= What the task asks =
Please reproduce all of the listing below exactly and drop its images.

= Exercise data =
———

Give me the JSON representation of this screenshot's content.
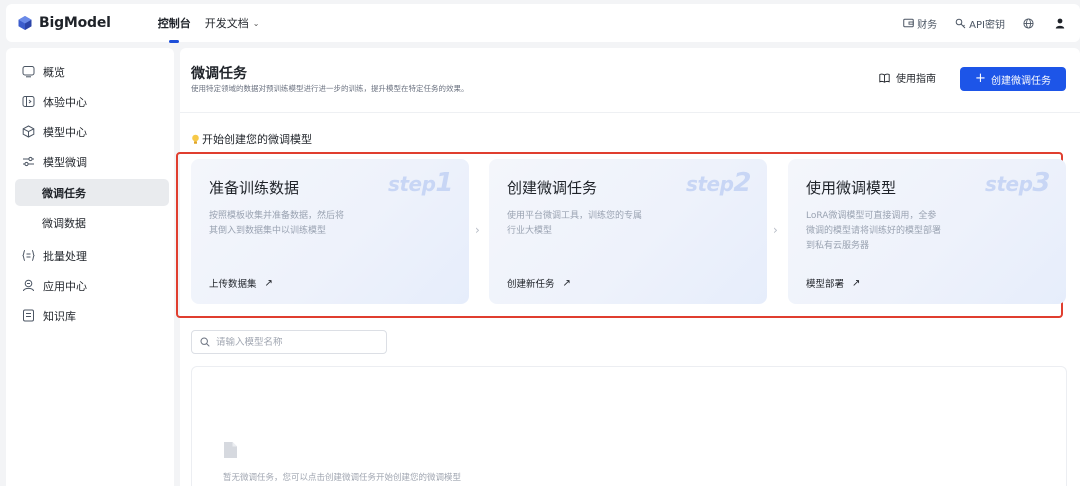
{
  "brand": {
    "name": "BigModel",
    "accent": "#1d55e8"
  },
  "top_nav": {
    "items": [
      {
        "label": "控制台",
        "active": true
      },
      {
        "label": "开发文档",
        "has_dropdown": true
      }
    ],
    "right": {
      "finance": "财务",
      "api_key": "API密钥"
    }
  },
  "sidebar": {
    "items": [
      {
        "label": "概览",
        "icon": "monitor-icon"
      },
      {
        "label": "体验中心",
        "icon": "code-panel-icon"
      },
      {
        "label": "模型中心",
        "icon": "cube-icon"
      },
      {
        "label": "模型微调",
        "icon": "sliders-icon"
      },
      {
        "label": "微调任务",
        "sub": true,
        "active": true
      },
      {
        "label": "微调数据",
        "sub": true
      },
      {
        "label": "批量处理",
        "icon": "braces-list-icon"
      },
      {
        "label": "应用中心",
        "icon": "robot-icon"
      },
      {
        "label": "知识库",
        "icon": "book-icon"
      }
    ]
  },
  "main": {
    "title": "微调任务",
    "subtitle": "使用特定领域的数据对预训练模型进行进一步的训练，提升模型在特定任务的效果。",
    "guide_label": "使用指南",
    "create_label": "创建微调任务",
    "section_title": "开始创建您的微调模型",
    "steps": [
      {
        "title": "准备训练数据",
        "tag": "step",
        "num": "1",
        "desc_lines": [
          "按照模板收集并准备数据，然后将",
          "其倒入到数据集中以训练模型"
        ],
        "link": "上传数据集"
      },
      {
        "title": "创建微调任务",
        "tag": "step",
        "num": "2",
        "desc_lines": [
          "使用平台微调工具，训练您的专属",
          "行业大模型"
        ],
        "link": "创建新任务"
      },
      {
        "title": "使用微调模型",
        "tag": "step",
        "num": "3",
        "desc_lines": [
          "LoRA微调模型可直接调用，全参",
          "微调的模型请将训练好的模型部署",
          "到私有云服务器"
        ],
        "link": "模型部署"
      }
    ],
    "search_placeholder": "请输入模型名称",
    "empty_text": "暂无微调任务，您可以点击创建微调任务开始创建您的微调模型"
  }
}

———

= Your response =
Give me the JSON representation of this screenshot's content.
{
  "brand": {
    "name": "BigModel",
    "accent": "#1d55e8"
  },
  "top_nav": {
    "items": [
      {
        "label": "控制台",
        "active": true
      },
      {
        "label": "开发文档",
        "has_dropdown": true
      }
    ],
    "right": {
      "finance": "财务",
      "api_key": "API密钥"
    }
  },
  "sidebar": {
    "items": [
      {
        "label": "概览",
        "icon": "monitor-icon"
      },
      {
        "label": "体验中心",
        "icon": "code-panel-icon"
      },
      {
        "label": "模型中心",
        "icon": "cube-icon"
      },
      {
        "label": "模型微调",
        "icon": "sliders-icon"
      },
      {
        "label": "微调任务",
        "sub": true,
        "active": true
      },
      {
        "label": "微调数据",
        "sub": true
      },
      {
        "label": "批量处理",
        "icon": "braces-list-icon"
      },
      {
        "label": "应用中心",
        "icon": "robot-icon"
      },
      {
        "label": "知识库",
        "icon": "book-icon"
      }
    ]
  },
  "main": {
    "title": "微调任务",
    "subtitle": "使用特定领域的数据对预训练模型进行进一步的训练，提升模型在特定任务的效果。",
    "guide_label": "使用指南",
    "create_label": "创建微调任务",
    "section_title": "开始创建您的微调模型",
    "steps": [
      {
        "title": "准备训练数据",
        "tag": "step",
        "num": "1",
        "desc_lines": [
          "按照模板收集并准备数据，然后将",
          "其倒入到数据集中以训练模型"
        ],
        "link": "上传数据集"
      },
      {
        "title": "创建微调任务",
        "tag": "step",
        "num": "2",
        "desc_lines": [
          "使用平台微调工具，训练您的专属",
          "行业大模型"
        ],
        "link": "创建新任务"
      },
      {
        "title": "使用微调模型",
        "tag": "step",
        "num": "3",
        "desc_lines": [
          "LoRA微调模型可直接调用，全参",
          "微调的模型请将训练好的模型部署",
          "到私有云服务器"
        ],
        "link": "模型部署"
      }
    ],
    "search_placeholder": "请输入模型名称",
    "empty_text": "暂无微调任务，您可以点击创建微调任务开始创建您的微调模型"
  }
}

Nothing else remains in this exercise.